April 06, 2021
The following is from Inside Higher Ed
This piece from CNBC reminded me of the old joke about the t-shirt for the Non-Sequitur Club: “We also like pizza!” In its way, the story is a remarkable ad for the Non-Sequitur Club.
The headline isn’t promising: “Fewer kids are going to college because they say it costs too much.” Okay, let’s start with the word “kids.” It’s inaccurate, obviously -- we consider our students adults -- and it reflects an assumption that most students go to college directly from high school. In fact, most don’t. But leave that aside. In fairness, writers often aren’t allowed to pick their own headlines, so the author, Jessica Dickler, should get a pass on that.
It gets worse from there, though. Take these consecutive paragraphs:
“A recent survey of high school students found that the likelihood of attending a four-year school sank by nearly 20% in the last eight months -- down to 53%, from 71%, according to ECMC group, a nonprofit aimed at helping student borrowers.
High schoolers are putting more emphasis on career training and post-college employment, the report found.
More than half said they can achieve professional success with three years or less of college, and just one-fourth believe that a four-year degree is the only route to a good job.”
The survey is of high school students; we’ve already established that students fresh out of high school are a minority of college students in America. By focusing only on them, we’re already getting a skewed picture. But even if we allow for the sample chosen, the evidence doesn’t support the story. The evidence cited refers specifically to four-year colleges; from that, the story asserts that students are losing interest in college altogether.
That inference only makes sense if you define “college” to exclude community colleges.
The students apparently don’t make that mistake. The scenario of three years or less of college being enough to lead to professional success sounds an awful lot like an associate degree, such as one might receive from a community college. And the students are right; as I’ve mentioned before, according to the college scorecard, associate degree grads in Nursing from Brookdale make higher salaries than bachelor’s degree grads from Princeton in English. In terms of bang for the buck, the comparison is a blowout.
But in the story, neither community colleges nor associate degrees even exist. Perhaps that’s because their dramatically lower tuition levels would contradict the thesis of the story.

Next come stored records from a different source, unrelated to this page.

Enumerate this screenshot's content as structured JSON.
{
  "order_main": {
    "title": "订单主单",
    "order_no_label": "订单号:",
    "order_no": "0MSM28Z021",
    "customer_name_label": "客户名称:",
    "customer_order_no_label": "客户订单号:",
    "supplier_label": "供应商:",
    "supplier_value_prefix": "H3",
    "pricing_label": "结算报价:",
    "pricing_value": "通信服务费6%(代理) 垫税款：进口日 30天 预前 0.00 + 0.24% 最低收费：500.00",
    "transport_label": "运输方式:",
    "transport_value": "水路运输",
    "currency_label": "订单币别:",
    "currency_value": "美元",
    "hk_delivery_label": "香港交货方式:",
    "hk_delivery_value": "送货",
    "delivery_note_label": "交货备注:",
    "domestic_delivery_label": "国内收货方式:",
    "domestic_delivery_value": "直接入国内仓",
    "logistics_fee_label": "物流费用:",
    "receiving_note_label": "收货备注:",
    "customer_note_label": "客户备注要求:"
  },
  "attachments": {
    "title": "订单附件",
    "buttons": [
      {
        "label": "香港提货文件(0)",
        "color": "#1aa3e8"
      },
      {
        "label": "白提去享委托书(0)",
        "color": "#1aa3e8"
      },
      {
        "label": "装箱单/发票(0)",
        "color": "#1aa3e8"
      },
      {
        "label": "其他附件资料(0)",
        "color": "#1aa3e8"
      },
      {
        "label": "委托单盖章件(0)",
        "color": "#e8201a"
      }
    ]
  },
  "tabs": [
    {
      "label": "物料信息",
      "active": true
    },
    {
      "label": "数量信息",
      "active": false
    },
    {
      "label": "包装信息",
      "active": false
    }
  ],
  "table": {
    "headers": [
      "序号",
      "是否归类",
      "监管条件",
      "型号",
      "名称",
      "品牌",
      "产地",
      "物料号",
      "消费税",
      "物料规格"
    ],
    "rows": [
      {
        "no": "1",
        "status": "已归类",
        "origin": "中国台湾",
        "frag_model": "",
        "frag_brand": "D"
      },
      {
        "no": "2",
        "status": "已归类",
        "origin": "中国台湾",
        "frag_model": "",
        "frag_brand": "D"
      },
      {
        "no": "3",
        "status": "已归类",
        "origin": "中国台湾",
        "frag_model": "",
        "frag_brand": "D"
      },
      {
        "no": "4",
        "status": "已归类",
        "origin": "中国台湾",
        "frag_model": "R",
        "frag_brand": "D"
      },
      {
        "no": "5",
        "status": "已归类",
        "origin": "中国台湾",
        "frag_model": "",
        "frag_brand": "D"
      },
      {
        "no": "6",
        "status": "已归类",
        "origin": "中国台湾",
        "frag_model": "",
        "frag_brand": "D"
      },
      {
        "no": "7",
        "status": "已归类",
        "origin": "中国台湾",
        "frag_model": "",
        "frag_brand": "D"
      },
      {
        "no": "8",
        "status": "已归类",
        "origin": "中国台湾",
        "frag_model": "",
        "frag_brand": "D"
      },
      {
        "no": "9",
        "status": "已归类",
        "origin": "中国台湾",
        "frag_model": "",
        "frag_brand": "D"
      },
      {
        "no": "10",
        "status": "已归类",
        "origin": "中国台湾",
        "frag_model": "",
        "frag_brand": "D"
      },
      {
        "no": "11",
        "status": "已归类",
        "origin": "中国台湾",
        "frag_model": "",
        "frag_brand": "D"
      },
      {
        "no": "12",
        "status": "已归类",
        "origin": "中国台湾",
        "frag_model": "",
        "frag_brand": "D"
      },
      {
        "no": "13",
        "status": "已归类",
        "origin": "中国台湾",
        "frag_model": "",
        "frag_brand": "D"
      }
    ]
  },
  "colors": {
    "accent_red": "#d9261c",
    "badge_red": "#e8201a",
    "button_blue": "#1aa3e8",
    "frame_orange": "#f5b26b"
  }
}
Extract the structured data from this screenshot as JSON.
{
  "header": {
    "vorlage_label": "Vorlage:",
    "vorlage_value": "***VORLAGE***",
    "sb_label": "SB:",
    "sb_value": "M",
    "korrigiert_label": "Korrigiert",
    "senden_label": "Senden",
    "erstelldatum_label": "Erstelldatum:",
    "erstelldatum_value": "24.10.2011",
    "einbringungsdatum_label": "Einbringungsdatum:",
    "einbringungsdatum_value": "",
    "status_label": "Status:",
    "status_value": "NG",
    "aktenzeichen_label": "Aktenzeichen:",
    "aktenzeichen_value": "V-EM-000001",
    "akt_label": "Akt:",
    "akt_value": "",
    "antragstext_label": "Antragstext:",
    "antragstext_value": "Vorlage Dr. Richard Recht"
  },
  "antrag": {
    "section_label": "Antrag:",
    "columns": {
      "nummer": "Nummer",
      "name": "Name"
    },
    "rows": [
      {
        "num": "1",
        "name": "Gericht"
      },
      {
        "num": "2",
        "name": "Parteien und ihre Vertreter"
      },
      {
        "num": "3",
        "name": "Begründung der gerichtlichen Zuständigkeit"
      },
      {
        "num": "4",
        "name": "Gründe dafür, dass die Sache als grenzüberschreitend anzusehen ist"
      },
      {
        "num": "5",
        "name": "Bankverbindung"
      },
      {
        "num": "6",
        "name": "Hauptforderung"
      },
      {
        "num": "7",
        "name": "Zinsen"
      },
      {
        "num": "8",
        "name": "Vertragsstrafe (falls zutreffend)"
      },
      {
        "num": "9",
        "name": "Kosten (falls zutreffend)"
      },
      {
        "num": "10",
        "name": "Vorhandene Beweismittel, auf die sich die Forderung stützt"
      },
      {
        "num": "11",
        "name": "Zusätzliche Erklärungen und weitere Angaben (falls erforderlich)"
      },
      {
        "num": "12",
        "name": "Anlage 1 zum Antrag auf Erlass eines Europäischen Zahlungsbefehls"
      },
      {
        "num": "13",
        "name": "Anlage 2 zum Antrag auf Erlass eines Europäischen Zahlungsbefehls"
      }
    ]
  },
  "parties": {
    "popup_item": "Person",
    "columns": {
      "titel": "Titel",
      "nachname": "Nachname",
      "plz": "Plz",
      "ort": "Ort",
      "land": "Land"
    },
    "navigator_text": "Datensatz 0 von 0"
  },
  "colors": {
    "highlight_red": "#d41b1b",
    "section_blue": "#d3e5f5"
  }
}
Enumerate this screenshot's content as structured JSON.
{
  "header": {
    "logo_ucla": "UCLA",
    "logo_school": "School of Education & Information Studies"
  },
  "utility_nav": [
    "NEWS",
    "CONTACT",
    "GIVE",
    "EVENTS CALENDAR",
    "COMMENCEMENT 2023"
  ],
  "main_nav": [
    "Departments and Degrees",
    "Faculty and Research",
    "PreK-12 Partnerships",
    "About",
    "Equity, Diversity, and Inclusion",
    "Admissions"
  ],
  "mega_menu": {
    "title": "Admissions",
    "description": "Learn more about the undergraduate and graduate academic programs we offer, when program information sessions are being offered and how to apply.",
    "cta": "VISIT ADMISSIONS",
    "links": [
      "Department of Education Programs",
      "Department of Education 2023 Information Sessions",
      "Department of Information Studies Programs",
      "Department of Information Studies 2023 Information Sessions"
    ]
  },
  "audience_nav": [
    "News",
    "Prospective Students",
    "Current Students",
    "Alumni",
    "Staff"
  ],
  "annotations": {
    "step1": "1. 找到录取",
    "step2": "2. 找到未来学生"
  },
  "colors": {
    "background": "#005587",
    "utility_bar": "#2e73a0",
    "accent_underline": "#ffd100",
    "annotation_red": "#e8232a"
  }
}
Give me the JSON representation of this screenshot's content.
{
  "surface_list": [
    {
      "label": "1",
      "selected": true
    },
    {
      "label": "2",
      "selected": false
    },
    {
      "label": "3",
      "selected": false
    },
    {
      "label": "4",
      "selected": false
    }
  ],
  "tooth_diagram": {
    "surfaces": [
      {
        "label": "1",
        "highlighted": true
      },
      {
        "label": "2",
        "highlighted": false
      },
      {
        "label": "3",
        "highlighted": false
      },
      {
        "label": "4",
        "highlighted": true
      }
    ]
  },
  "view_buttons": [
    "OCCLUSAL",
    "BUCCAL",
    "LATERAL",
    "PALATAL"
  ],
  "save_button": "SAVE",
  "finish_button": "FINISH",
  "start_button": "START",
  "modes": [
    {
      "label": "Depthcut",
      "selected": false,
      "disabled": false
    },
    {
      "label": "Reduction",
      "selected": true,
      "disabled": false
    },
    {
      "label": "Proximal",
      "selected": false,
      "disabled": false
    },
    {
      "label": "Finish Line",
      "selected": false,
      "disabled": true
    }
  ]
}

If high tuition were truly driving students away, then we would have seen massive enrollment drops at the most expensive places, and massive enrollment increases at the least expensive. Instead, we’re seeing application booms at exclusive places, and community colleges taking the biggest hits on enrollment. The expensive places are attracting more people, and the affordable ones are attracting fewer. That’s a story in itself, but it’s not a story of colleges pricing themselves out of the market.
The story there isn’t of tuition spirals, out-of-touch academics, or any of the usual suspects. It’s a story of wealth polarization. The wealthiest institutions are becoming more so, and everyone else is struggling. Ultimately, that’s not really a story about colleges; it’s really a story about the larger economy and the political choices underlying it. The fear that high school students express about employability are not mostly about tuition; they’re about an increasingly winner-take-all job market. As Tressie McMillan Cottom put it in Lower Ed, prestige degrees serve as a sort of negative social insurance. They provide the prospect of protection against economic free fall.
The community college system in the United States was born in 1901, but it really exploded in the 1960’s, when the economy was at its most egalitarian. Community colleges reflected the political economy of the times in which they were built. Since then, the distribution of wealth has become much more polarized -- academics use the Gini index to trace that -- which has put community colleges (and many public four-year colleges) in an awkward spot. They were built to create a middle class for a country that no longer wants one. Or, more accurately, that no longer understands that middle classes don’t occur in nature; they have to be deliberately created through sustained policy choices.
Leaving community colleges out of the discussion of enrollment patterns is offensive on its own terms, but it also leads to a fundamental misunderstanding. Most colleges are not elite and expensive, and those that are aren’t seeing enrollment drops. Community college is college, and when we both accept that and revisit easy assumptions in light of it, the picture suddenly looks very different.
Until we get the basic terms right, we’ll never get the big story right.